## What to do
Tally the lines in the following entries that include the word "true"; state only the total.

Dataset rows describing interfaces
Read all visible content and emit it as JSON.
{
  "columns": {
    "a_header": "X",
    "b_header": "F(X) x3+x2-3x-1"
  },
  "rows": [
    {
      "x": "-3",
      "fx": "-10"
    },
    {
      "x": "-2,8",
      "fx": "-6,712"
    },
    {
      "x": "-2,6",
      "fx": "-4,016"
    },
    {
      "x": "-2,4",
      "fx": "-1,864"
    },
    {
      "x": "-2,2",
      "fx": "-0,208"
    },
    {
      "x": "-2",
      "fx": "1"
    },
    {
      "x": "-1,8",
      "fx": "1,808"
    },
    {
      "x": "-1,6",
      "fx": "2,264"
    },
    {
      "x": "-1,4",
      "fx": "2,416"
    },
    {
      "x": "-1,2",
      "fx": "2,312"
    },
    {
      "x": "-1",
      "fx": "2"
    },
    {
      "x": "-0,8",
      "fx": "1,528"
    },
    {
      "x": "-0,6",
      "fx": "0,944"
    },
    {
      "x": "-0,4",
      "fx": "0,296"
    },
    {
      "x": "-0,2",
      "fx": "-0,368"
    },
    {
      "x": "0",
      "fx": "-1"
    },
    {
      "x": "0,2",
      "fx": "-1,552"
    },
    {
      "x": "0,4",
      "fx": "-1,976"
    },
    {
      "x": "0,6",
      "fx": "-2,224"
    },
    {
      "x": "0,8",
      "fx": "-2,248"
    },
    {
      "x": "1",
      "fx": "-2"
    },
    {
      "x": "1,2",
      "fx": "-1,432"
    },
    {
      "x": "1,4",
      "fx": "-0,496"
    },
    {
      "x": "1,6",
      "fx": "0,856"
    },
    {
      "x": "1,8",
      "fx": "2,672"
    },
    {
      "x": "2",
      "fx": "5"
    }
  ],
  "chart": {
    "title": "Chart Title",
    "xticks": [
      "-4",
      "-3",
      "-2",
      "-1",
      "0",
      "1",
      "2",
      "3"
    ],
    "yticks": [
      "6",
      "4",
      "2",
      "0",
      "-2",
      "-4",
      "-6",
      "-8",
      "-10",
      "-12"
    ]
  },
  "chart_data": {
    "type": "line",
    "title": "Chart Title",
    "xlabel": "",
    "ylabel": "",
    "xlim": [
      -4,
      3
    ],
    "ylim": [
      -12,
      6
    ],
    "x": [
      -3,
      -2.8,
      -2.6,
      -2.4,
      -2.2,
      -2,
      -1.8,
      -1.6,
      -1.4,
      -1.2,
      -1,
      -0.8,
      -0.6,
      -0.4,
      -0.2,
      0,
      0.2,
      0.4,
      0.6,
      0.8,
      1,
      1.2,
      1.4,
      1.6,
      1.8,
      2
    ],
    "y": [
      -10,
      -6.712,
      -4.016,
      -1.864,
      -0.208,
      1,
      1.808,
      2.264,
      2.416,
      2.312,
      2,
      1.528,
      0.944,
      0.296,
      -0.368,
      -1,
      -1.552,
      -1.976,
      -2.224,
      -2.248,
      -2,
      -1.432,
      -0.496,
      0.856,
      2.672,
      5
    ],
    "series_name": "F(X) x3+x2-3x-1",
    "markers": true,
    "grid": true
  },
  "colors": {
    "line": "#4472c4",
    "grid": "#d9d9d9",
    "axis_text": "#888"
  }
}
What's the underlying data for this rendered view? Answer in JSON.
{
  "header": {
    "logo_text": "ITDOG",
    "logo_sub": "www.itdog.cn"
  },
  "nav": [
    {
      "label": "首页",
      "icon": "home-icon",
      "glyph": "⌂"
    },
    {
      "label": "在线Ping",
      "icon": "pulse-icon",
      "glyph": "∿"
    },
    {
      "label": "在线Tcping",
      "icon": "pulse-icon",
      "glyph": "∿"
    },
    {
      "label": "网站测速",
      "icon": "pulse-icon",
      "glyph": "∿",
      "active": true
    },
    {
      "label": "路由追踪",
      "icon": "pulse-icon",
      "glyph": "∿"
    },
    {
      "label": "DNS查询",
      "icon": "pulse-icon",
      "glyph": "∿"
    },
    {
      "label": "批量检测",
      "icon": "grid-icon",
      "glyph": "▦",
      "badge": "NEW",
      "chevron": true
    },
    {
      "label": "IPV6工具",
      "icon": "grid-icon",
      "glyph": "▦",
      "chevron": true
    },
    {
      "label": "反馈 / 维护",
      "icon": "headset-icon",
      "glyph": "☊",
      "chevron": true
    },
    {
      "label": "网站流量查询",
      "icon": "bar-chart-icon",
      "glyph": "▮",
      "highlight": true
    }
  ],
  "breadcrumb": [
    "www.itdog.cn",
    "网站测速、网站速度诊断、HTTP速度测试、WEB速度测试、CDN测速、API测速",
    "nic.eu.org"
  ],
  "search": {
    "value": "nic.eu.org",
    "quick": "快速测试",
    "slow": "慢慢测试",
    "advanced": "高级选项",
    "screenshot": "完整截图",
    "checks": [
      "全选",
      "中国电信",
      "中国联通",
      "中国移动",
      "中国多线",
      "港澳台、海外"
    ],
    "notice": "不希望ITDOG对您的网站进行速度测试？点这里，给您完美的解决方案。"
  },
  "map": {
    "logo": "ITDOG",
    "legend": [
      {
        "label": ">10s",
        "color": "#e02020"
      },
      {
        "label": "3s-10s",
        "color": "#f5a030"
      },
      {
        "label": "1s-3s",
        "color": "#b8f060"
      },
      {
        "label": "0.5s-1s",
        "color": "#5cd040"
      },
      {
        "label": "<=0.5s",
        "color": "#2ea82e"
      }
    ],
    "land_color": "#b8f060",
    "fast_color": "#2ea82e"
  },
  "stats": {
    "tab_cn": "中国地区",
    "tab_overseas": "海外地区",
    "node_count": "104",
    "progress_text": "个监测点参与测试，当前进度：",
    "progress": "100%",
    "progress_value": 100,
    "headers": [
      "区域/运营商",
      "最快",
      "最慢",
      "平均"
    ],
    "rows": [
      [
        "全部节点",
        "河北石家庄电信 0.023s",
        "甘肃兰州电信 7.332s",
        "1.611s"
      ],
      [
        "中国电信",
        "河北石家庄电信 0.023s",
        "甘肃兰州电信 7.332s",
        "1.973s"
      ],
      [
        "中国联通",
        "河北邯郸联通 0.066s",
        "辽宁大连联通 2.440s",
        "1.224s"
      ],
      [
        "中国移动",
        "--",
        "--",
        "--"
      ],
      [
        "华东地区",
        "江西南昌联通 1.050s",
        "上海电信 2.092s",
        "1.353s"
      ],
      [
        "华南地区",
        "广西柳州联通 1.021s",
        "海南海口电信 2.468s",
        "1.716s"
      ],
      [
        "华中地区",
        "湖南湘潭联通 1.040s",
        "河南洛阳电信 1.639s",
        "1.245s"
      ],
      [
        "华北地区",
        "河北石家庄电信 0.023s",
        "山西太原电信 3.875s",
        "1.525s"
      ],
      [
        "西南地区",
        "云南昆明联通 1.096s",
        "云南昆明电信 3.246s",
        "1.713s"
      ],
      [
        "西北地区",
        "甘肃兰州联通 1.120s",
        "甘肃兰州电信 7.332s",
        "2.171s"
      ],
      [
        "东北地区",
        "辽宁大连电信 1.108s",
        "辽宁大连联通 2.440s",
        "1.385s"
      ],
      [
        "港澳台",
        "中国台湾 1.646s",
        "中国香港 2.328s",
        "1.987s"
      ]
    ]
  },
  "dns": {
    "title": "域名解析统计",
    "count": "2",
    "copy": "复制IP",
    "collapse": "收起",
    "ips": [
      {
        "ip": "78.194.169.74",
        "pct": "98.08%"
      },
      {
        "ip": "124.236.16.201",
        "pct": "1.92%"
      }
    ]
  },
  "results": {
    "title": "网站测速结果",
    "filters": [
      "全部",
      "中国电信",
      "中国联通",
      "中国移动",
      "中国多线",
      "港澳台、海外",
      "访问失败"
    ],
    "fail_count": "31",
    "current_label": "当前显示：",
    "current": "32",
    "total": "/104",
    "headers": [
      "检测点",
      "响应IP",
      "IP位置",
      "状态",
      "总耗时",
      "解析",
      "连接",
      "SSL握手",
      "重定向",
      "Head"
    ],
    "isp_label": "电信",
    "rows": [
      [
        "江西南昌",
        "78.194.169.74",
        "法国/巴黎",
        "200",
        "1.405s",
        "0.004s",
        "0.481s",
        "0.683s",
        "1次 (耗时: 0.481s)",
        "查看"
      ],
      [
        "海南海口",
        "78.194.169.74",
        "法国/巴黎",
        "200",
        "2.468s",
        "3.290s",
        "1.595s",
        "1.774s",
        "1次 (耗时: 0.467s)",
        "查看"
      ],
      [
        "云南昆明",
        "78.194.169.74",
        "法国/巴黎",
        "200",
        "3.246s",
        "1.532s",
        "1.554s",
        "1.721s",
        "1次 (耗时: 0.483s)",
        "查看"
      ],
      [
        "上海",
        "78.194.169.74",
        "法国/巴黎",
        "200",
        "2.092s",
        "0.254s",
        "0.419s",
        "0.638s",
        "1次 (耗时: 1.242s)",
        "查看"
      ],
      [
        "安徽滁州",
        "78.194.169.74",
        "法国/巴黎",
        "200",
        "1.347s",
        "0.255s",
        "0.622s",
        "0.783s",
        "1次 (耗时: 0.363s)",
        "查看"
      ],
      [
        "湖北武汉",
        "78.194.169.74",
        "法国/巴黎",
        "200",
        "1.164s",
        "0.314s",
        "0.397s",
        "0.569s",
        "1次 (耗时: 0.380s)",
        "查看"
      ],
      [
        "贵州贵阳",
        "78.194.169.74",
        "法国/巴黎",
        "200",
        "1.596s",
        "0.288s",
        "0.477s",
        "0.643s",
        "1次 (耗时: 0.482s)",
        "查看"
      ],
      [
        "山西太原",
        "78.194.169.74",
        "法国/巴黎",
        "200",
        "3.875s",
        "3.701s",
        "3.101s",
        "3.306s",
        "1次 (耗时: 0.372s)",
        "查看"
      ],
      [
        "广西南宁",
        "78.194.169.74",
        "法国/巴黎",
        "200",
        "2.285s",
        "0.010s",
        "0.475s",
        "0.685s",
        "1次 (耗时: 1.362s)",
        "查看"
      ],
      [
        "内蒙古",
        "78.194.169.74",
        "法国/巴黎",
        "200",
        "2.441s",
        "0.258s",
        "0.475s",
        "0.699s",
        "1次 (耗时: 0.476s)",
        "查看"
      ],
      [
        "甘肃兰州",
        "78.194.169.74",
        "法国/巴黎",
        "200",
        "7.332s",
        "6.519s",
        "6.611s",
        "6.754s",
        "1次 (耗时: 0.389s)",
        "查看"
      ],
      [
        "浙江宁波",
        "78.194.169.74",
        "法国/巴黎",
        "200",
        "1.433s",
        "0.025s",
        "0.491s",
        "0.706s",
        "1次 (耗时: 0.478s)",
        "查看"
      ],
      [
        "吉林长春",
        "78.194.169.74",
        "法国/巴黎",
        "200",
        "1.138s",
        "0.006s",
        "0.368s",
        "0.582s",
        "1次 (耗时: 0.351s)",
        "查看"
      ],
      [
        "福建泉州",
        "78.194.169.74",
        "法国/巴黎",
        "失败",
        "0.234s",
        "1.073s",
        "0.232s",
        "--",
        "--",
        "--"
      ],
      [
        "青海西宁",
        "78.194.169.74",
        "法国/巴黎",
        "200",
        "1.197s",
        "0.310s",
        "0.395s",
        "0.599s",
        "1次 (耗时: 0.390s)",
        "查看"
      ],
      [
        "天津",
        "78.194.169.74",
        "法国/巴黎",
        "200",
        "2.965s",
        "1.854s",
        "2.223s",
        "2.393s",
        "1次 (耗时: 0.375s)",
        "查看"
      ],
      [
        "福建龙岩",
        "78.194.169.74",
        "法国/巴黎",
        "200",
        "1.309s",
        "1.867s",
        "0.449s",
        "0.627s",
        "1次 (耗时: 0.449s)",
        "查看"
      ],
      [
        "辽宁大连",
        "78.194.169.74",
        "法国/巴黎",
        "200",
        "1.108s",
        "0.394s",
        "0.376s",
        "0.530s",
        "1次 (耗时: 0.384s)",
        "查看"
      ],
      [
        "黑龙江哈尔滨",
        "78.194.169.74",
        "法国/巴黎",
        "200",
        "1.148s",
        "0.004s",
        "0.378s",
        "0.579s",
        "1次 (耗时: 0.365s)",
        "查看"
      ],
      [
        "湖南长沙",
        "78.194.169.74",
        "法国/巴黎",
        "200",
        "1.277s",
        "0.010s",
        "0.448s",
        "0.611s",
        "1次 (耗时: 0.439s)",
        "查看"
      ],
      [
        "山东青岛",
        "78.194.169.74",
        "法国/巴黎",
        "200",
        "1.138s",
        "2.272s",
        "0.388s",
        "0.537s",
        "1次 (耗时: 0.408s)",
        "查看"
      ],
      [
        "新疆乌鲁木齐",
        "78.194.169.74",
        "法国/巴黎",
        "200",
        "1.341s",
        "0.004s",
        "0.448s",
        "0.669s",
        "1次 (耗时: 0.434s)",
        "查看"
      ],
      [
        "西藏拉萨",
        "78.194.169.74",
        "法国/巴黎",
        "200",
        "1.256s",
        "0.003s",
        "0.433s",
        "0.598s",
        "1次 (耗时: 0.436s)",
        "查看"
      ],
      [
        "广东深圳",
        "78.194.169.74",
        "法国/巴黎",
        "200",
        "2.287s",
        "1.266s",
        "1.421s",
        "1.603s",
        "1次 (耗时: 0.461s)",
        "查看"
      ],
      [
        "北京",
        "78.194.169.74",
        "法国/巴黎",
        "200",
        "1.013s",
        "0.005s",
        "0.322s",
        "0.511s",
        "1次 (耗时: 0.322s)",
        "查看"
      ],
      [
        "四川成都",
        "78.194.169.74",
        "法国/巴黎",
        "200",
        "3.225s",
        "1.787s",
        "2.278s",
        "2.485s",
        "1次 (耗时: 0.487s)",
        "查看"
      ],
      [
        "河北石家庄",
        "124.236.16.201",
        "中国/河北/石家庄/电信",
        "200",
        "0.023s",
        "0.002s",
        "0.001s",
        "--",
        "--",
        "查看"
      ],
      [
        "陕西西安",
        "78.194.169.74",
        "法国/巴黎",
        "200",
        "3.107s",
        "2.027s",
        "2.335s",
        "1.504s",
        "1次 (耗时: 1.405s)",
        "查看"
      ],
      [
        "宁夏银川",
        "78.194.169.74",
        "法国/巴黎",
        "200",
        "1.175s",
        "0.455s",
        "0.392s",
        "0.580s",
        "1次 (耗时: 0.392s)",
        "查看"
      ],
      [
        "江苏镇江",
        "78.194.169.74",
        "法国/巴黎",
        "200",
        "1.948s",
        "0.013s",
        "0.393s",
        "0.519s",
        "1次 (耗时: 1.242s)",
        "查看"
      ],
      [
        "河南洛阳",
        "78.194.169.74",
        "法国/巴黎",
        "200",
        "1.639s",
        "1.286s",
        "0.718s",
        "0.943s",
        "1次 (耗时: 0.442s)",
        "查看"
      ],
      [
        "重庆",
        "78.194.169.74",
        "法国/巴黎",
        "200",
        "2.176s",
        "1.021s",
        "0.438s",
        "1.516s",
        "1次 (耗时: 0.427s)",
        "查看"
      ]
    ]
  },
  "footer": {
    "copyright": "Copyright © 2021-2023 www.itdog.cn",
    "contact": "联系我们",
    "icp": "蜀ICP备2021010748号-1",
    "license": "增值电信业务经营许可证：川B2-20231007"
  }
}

## Reply
7